The Anniston City Council voted Tuesday to sell the Calhoun Theater, once a Noble Street landmark, to a Birmingham developer for $7,000.
“I’m just thrilled that after 20 years of the property deteriorating, someone is willing to buy it,” Councilwoman Millie Harris said at Tuesday’s meeting at the Anniston City Meeting Center.
One of the owners of Fanaei Investments, a Birmingham company known for renovating and selling urban properties, addressed the council at a meeting earlier this month, asking the council to declare the former theater surplus and sell it.
It wasn’t a difficult pitch to make. The Calhoun, built in the 1940s, thrived in a mid-century Anniston that was bristling with soldiers and devoid of television screens. It hung on into the 1983, despite the rise of TV and of bigger theaters in other parts of town. Richard Pryor’s “The Toy” — still a new film at the time — was the last movie screened there.
A private contractor’s attempt in 1996 to renovate the structure as an entertainment venue eventually came to a halt. Since then, the building has become the city’s property, and the city’s problem. City officials say there’s major damage to the roof, and there was talk at one point of turning it into an open-air amphitheater. In 2019, volunteers worked to at least spruce up the exterior, tearing down vines and putting up classic movie posters on the building’s exterior.
It’s unclear exactly what Fanaei intends to do with the building. No one from the company appeared at Tuesday’s meeting, and attempts to reach the company by phone were unsuccessful. City officials say they know only that the plan is to turn the site into some sort of entertainment venue. Fanaei has done similar work in Birmingham, city officials said.
“Frankly, I’m grateful someone’s interested in the building,” said Mayor Jack Draper.

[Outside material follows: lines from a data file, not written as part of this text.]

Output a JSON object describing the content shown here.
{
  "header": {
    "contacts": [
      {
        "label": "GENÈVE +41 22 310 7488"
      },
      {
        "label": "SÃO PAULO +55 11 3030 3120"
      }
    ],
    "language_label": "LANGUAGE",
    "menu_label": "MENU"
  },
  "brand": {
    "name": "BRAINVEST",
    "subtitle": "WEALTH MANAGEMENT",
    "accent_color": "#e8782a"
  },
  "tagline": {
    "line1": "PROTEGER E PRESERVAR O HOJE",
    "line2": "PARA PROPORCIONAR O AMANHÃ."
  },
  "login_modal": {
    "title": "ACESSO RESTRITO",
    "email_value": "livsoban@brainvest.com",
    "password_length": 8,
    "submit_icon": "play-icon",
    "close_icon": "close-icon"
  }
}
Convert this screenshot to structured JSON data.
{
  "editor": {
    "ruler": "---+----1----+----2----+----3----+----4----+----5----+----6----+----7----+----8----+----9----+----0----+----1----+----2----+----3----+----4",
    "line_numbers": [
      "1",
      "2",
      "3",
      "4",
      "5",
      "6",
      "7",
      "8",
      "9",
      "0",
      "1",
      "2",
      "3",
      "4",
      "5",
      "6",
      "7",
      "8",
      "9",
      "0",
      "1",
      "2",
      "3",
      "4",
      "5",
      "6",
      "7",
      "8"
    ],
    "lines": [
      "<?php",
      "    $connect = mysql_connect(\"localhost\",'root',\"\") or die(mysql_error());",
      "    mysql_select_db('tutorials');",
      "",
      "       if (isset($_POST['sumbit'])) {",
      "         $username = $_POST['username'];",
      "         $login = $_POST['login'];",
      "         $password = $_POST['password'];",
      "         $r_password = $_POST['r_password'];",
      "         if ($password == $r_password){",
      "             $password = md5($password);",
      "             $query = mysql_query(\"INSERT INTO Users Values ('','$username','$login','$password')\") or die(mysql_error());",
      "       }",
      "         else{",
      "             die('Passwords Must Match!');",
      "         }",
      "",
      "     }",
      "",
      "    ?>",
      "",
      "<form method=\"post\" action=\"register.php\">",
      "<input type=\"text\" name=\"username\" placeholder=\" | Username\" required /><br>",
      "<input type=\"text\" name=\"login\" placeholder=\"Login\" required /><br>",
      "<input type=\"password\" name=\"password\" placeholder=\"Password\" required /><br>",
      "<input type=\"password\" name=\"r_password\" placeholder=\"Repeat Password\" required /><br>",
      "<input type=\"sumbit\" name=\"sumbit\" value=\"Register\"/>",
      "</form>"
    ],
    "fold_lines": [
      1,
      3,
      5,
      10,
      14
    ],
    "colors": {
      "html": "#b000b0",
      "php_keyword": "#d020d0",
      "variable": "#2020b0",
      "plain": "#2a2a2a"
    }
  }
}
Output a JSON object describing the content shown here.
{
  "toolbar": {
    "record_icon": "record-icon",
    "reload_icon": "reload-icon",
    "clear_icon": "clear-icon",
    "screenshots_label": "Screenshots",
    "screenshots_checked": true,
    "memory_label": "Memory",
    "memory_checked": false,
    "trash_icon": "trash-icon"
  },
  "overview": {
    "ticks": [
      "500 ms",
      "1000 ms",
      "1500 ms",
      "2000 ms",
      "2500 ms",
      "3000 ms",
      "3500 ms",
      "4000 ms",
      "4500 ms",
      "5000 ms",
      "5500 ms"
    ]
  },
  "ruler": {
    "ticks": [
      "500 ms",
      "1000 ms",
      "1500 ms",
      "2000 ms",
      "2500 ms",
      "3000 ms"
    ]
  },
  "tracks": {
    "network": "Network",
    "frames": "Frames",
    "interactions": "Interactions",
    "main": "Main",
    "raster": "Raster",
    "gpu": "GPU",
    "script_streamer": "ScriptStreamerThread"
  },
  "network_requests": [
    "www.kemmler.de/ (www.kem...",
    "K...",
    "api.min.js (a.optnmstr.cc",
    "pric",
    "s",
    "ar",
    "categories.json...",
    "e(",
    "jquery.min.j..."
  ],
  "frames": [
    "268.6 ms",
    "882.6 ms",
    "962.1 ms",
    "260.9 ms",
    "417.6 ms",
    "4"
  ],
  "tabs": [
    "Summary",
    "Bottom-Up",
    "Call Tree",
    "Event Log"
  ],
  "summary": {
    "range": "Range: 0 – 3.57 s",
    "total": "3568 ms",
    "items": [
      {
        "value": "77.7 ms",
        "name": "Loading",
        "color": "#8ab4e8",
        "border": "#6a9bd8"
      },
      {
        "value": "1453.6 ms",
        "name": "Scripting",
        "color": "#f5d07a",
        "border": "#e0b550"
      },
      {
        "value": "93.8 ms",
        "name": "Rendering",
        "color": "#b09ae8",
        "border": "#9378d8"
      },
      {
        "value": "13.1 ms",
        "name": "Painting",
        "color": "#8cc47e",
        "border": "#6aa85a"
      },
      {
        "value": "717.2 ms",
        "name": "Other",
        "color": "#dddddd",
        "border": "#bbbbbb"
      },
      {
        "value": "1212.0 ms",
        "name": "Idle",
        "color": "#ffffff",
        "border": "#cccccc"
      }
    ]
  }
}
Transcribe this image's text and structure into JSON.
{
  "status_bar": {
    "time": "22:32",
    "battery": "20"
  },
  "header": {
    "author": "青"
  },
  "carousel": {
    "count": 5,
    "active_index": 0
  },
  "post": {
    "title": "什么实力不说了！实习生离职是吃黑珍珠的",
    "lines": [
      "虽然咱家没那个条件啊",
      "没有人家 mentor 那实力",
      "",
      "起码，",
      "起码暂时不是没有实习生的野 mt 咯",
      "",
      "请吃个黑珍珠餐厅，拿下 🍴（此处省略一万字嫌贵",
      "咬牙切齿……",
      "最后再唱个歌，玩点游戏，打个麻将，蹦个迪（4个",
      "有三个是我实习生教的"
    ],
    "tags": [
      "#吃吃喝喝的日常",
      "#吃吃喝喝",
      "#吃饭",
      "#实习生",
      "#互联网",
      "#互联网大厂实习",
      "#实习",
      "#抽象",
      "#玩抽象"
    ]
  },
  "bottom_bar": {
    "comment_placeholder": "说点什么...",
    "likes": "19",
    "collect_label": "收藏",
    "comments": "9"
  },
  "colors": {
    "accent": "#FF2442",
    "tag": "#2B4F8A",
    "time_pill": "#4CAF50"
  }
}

Councilman D.D. Roberts said that since news of the sale first got out, some local residents have complained that the site could be sold for just $7,000. He said those critics don’t know the condition of the site.
“Anybody that knows the history of Anniston knows that building has been sitting there for years,” Roberts said.
Signs of downtown interest
City officials have long said they expect interest in downtown properties to quicken as contractors near completion of the new federal courthouse on Gurnee Avenue, a building that is expected to bring more traffic and business downtown. The council earlier this month approved tax incentives for Cobblestone Properties, a company that plans to build a hotel downtown.
Another downtown site, the Freedom Riders National Monument, is also working to step up activity at the old Greyhound bus station that is the core of the National Parks Service site. May will mark the 60th anniversary of the attack on the Freedom Riders, civil rights advocates who rode through Anniston to protest segregation on interstate buses.
Park ranger Kris Butcher brought council members a copy of the new junior park ranger workbook for the Freedom Riders site. Junior ranger badges and workbooks are a common attraction at national park sites, and Butcher said the workbook would be available some time in May.
“The intent is to have something there even when a ranger isn’t available,” Butcher said. The Greyhound station was opened for visitors for the first time earlier this year, and Butcher said there’s a plan to install informational kiosks at the Greyhound station and the bus burning site.
In other business, the council:
— Appointed six new members to the Main Street Anniston board of directors: Kristin Filligim, Thomas Zimmerman, Chris Collins, Jacqueline Judkins, Christopher Carr and Dara Murphy. The board also reappointed Christa Morphis.
— Tabled a motion to pass a new debris collection ordinance for the city. Council members plan to seek more input on the ordinance at a public meeting at the City Meeting Center Thursday at 5:30 p.m.